◆ **INPUT DATA**
######

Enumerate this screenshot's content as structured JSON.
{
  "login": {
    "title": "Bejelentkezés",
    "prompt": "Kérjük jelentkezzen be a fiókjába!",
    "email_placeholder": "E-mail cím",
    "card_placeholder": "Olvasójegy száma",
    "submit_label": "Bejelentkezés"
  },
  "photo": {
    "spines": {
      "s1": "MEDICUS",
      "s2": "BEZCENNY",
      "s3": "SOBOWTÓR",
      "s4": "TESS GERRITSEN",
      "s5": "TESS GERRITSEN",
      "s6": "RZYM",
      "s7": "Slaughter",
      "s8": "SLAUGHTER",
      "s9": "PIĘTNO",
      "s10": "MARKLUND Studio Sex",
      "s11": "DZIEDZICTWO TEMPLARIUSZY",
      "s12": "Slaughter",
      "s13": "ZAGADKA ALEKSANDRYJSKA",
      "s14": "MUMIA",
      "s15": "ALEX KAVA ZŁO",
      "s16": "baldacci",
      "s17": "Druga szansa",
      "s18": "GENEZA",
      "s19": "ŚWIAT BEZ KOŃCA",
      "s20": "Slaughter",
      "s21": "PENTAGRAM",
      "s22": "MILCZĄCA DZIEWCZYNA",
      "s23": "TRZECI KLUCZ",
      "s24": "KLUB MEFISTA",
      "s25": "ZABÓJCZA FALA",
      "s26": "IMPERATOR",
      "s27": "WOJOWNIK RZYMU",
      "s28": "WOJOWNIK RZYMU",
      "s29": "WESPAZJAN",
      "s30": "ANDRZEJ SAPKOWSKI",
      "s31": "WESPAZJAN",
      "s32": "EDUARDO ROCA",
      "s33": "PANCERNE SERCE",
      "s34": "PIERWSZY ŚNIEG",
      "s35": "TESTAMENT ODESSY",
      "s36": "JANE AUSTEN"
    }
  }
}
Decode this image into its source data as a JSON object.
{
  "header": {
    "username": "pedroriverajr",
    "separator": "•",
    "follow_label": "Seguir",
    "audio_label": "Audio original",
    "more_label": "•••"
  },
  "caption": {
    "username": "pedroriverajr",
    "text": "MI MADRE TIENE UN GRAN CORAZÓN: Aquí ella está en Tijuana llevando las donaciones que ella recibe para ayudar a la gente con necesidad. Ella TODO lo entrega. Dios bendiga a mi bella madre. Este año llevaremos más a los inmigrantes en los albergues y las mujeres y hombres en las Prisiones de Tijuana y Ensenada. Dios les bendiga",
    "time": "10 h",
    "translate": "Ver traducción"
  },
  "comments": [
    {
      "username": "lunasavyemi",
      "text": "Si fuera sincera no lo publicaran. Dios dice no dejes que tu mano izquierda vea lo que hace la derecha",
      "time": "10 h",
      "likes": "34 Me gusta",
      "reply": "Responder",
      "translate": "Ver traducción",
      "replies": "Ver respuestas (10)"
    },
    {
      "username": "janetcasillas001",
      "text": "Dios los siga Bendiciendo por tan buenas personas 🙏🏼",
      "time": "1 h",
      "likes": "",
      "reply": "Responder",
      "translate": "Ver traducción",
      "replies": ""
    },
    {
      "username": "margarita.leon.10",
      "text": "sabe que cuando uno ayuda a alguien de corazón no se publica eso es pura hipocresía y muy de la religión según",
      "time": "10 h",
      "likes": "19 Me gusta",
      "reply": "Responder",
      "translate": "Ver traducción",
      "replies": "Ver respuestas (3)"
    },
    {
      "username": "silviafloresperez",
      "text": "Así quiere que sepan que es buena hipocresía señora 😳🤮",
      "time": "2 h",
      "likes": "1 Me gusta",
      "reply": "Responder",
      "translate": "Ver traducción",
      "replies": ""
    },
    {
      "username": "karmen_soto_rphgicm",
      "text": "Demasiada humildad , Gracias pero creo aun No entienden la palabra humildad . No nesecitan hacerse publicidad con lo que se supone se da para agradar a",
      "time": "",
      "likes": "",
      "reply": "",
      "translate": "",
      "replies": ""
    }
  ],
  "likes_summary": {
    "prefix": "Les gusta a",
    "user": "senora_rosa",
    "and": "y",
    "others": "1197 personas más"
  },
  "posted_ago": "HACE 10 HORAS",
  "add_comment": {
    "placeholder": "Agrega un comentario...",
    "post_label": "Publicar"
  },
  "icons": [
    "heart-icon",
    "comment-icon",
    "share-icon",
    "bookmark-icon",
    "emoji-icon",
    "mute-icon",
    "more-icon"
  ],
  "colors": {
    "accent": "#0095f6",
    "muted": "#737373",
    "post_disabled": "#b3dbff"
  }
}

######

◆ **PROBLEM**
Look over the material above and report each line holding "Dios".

◆ **TASK OUTPUT**
    "text": "MI MADRE TIENE UN GRAN CORAZÓN: Aquí ella está en Tijuana llevando las donaciones que ella recibe para ayudar a la gente con necesidad. Ella TODO lo entrega. Dios bendiga a mi bella madre. Este año llevaremos más a los inmigrantes en los albergues y las mujeres y hombres en las Prisiones de Tijuana y Ensenada. Dios les bendiga",
      "text": "Si fuera sincera no lo publicaran. Dios dice no dejes que tu mano izquierda vea lo que hace la derecha",
      "text": "Dios los siga Bendiciendo por tan buenas personas 🙏🏼",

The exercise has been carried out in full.